“He also made it clear that you are a part of that long game,” said Bard. “You will be more vulnerable out in the Badlands than you would have been with one of the Cape teams here in the Free States.”
Which meant fuck-all given that none of those Cape teams had been planning to offer me an internship.
“Are you saying I can’t go on the Mission?”
“If we did, would it stop you?” asked Alexa.
I shook my head. “I gave my word.”
Her half-smile came and went and she gave Bard a look.
The older man rolled his eyes. “We figured as much. More importantly, you are an adult in the eyes of the Free States, and we are not in the business of holding our own students prisoner.”
I didn’t point out that I hadn’t been allowed off campus for most of my first two years. Bard was getting to his point and pissing him off wouldn’t make this go any faster.
“That said, we’ve made some adjustments, with your security—and the security of everyone else on the Mission—in mind.”
“Oh.” It was hard to bitch about that. “Like what?”
“Like hiding your participation entirely. It took me several days and more favors than I wanted to spend, but the family members and Capes who were present for Mammoth’s speech have been sworn to silence.”
I was starting to understand why Bard looked so tired.
“That secrecy will only last until someone from the press realizes you haven’t showed up as an intern on one of the existing teams—and they will realize it—but it should give you and the Mission at least a month of grace time.”
“When you do leave,” added Alexa, “you will be traveling with a larger security presence than normal and along a different route than the one that the papers and news vids will be posting.”
I honestly didn’t know much about the geography of the Badlands, but I knew it was a lot of territory. Not knowing our route would make finding us damn near impossible.
“I bet Mammoth was thrilled about that.”
Bard winced. “He will be speaking to you, no doubt.”
“Okay. Anything else?”
“We told him you were a Full-Five.”
“You did what?” After Tyrant’s revelations… after facing down Sally Cemetery in that dream that wasn’t a dream… one of the first things I’d done when finding myself back at the Academy was to retake my Test. I’d had to get Bard and Alexa’s help to make it happen, but the results were supposed to be a secret.

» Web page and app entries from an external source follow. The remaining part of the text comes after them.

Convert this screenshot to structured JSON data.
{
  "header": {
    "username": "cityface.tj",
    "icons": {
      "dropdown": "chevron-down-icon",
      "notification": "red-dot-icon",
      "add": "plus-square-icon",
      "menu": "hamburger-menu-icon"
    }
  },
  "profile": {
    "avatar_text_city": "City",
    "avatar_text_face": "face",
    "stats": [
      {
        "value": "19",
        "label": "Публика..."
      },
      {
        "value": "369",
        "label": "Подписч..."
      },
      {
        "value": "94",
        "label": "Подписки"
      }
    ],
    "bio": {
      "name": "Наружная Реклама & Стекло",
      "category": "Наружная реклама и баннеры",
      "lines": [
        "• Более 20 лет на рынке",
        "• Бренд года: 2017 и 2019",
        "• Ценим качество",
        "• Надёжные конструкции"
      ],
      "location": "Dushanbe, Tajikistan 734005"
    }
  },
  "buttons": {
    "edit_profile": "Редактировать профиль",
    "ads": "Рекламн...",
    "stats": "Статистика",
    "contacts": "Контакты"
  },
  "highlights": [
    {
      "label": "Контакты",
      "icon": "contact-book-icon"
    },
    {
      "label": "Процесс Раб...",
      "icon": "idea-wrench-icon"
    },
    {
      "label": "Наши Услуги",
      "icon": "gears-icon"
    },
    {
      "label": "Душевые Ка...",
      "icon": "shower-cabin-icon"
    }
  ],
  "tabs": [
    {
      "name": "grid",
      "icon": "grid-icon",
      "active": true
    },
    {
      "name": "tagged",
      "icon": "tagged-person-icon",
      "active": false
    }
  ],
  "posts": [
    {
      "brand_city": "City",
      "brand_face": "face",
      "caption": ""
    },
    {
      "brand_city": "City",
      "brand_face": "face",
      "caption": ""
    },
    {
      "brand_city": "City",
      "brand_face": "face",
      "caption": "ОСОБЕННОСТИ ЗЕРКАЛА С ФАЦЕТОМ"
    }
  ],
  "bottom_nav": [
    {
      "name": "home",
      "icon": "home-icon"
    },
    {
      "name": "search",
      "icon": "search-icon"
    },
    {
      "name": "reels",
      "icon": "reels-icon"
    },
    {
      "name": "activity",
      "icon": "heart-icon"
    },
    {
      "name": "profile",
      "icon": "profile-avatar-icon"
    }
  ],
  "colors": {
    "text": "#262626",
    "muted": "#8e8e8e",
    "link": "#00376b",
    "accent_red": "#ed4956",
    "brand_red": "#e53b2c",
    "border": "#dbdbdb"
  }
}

“He’ll be responsible for your safety over the next half year, Damian. He needed to know.”
“And I don’t get any say in the matter?”
“No more than you’ll get one when you join your permanent team. As soon as you go professional, this all becomes part of your record.”
Which… made sense too, even if I didn’t like it. “And he was still okay with me coming?”
“The Mission needs all the help it can get. A Full-Five Crow is more than Mammoth or anyone would expect, obviously, and I’m sure he’ll speak with you about that as well, but he’s not going to turn down a volunteer.” Bard’s voice softened. “He is a good man. I think you, Ms. Black, and Mr. Mikkazi will learn a lot from him.”
I hoped so. And if I did well enough, maybe Tessa wouldn’t be the only one putting in a good word for me with the real Cape teams. Still. I scowled.
“More security, different route, and dozens of people sworn to secrecy. Why is everything always such a pain in the ass?”
“Welcome to life as a Cape.” Bard’s smile didn’t quite reach his eyes. “I’d ask you to stay out of trouble, but where you’re going already makes that an impossibility. Instead, all I ask is that you keep your classmates safe, come back in one piece, and do this school proud in the process.”
“Not a problem,” I said.
By the end of the Mission, I’d have managed only one of the three, and that one by sheer luck… but that’s the post-Break world for you, isn’t it? That’s not just dust collecting in every corner, creeping into your house no matter how regularly you clean.
It’s age and it’s regret, but mostly, it’s all that’s left of our good intentions.
One Tin Soldier releases November 9th, and is now available for pre-order in digital format!
Next week, I’ll be back with the final sample chapter, as well as some stats about the book. See you then!